Doing some Free Software Sniffing

Hello everyone! What a great day for Open Source, although the weatherman says a storm’s coming, especially for those of us in the United States.

On FSF/EFF, I stumbled upon a bill trying to be passed through the United States legislative branch called the Anti-Counterfeiting Trade Agreement. In it, there are some interesting bits of information, such as an impending attack on file-sharing and P2P protocols including the ever-popular BitTorrent protocol, or the globalization of DRM in saleable music (meaning, no music can be sold without DRM, not in music stores, on the Internet, or through software such as Napster or iTunes). Frankly, I agree with the intentions of eliminating digital music piracy, but honestly I believe this is a step in the wrong direction, as this will light more fires than it puts out.

Also, according to FSF’s DefectiveByDesign.org website, an advocacy site fighting DRM and DRM-based software (link: http://www.defectivebydesign.org/blog/j-…-ple-iphone):

“Apple seems to have missed that last part – just like you can do on any other computer and many other cell phones already. Instead, they claim that users removing the DRM system are criminals, who should be prosecuted.
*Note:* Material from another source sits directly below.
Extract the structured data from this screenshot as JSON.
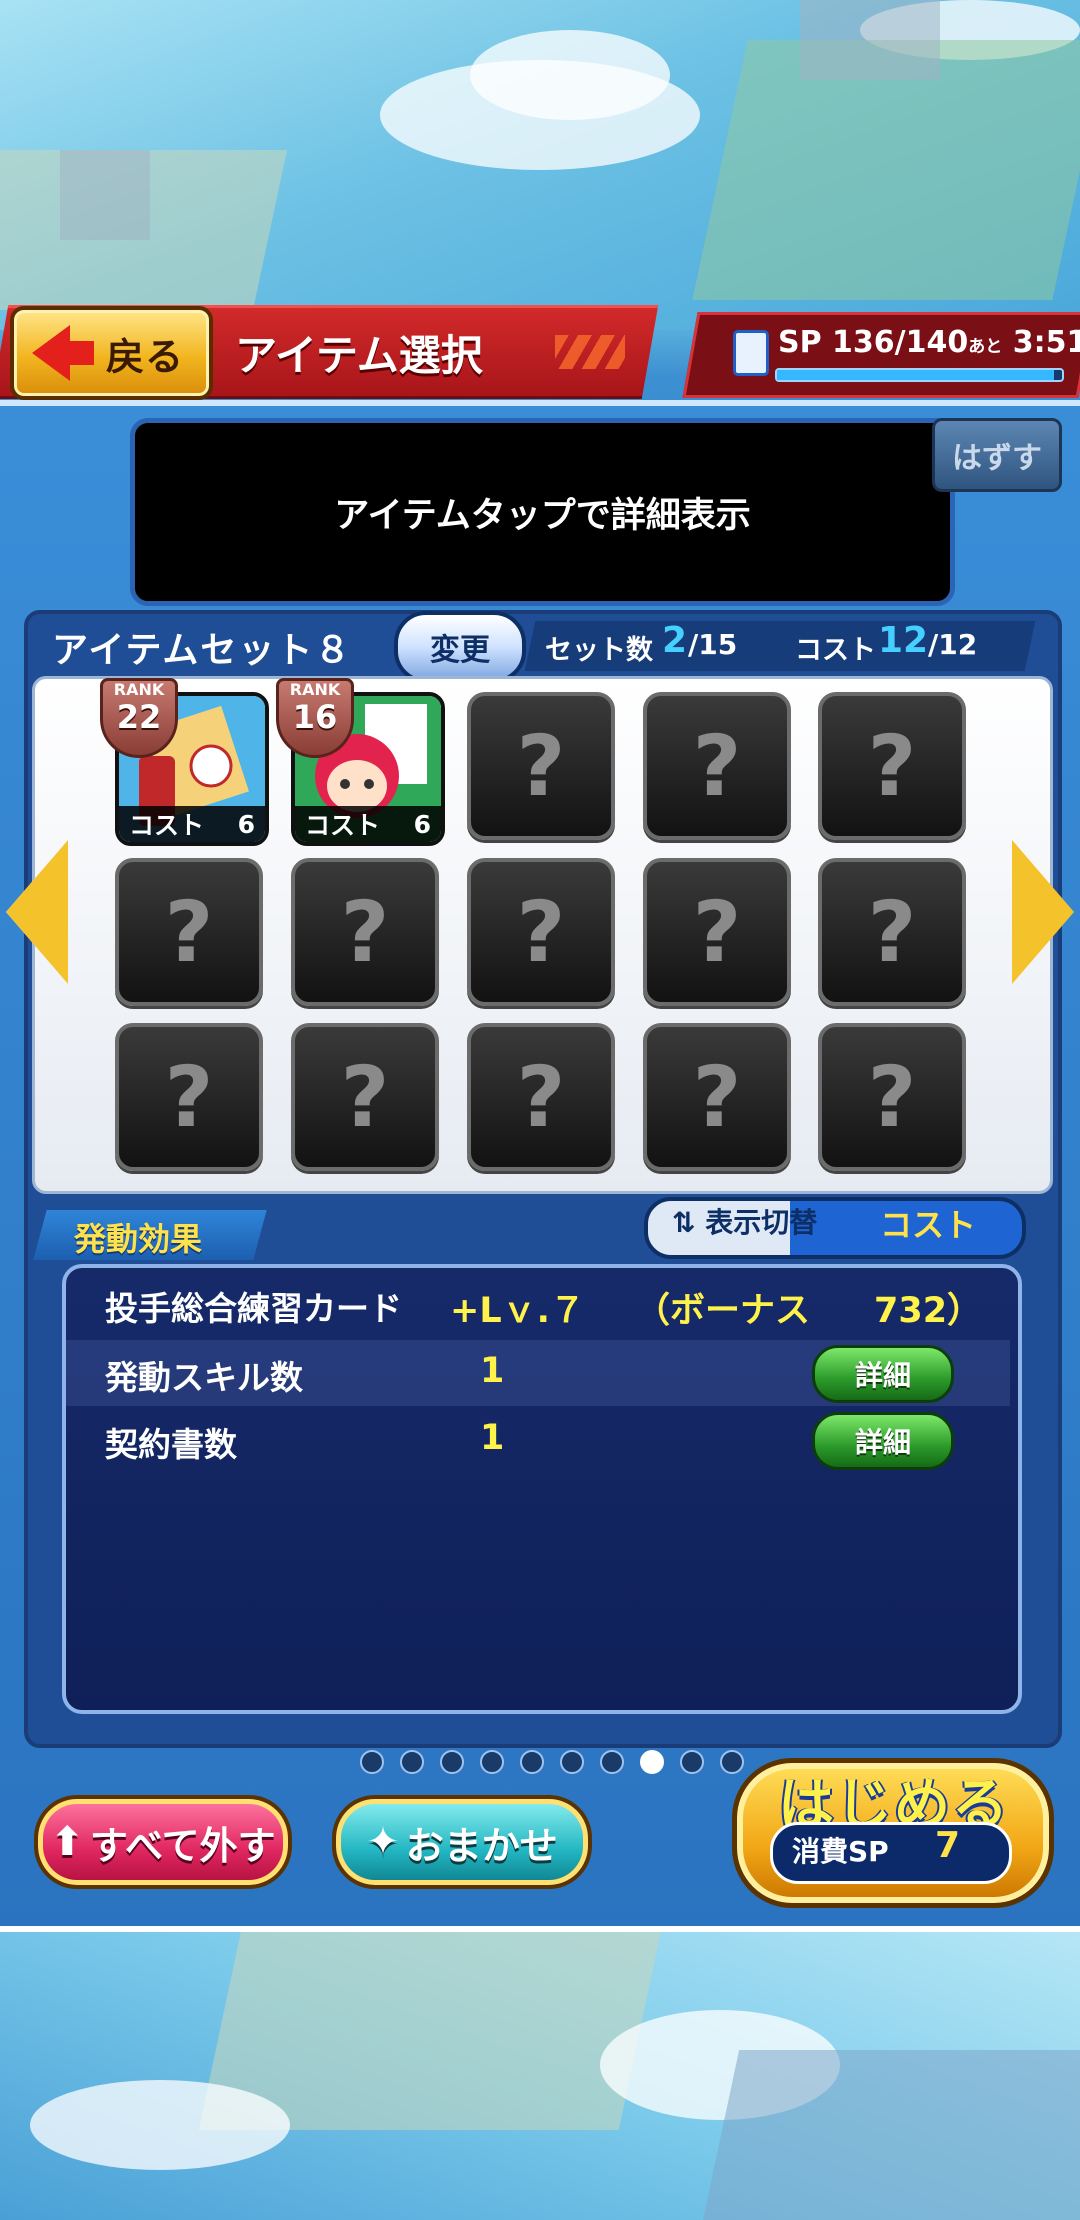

They say that if you can modify your own phone – as in, if you install an application from anyone but Apple – you might deliberately bring down the whole cell network or make anonymous phone calls to arrange drug deals. You might also break your phone.”

This nice bit of news is extrapolated from Apple’s lawyers’ responses to a set of questions reproducible from here: http://www.wired.com/images-blogs/threa-…-sponse.pdf

The article has some quite interesting links to software being developed that runs counter to Apple’s intentions while oddly being similar to their products. Hmmm… Is this what happens when you add millions of dollars into a software development environment?

Whatever the case, it led me to some other interesting projects aimed at mobile device development. Some, like Symbian (http://www.symbian.org/), are more well known than others, while I haven’t personally heard about Openmoko (http://www.openmoko.org), a hardware and software initiative to create a phone platform, bootloader, OS, and application development community for mobile devices, all of which is completely open-source. There is also a major mobile phone OS platform being developed under that intiative by the name of Project Paroli (http://www.paroli-project.org/). Well, that’s all for now, but be sure to stick around for more in the future. One more thing: Is it just me, or do I smell the possibility of an OpenMoko/OpenFrameworks power pairing in the future? If you see their phone, you might have some similar visions. Bye everyone!

~ Shotgun Ninja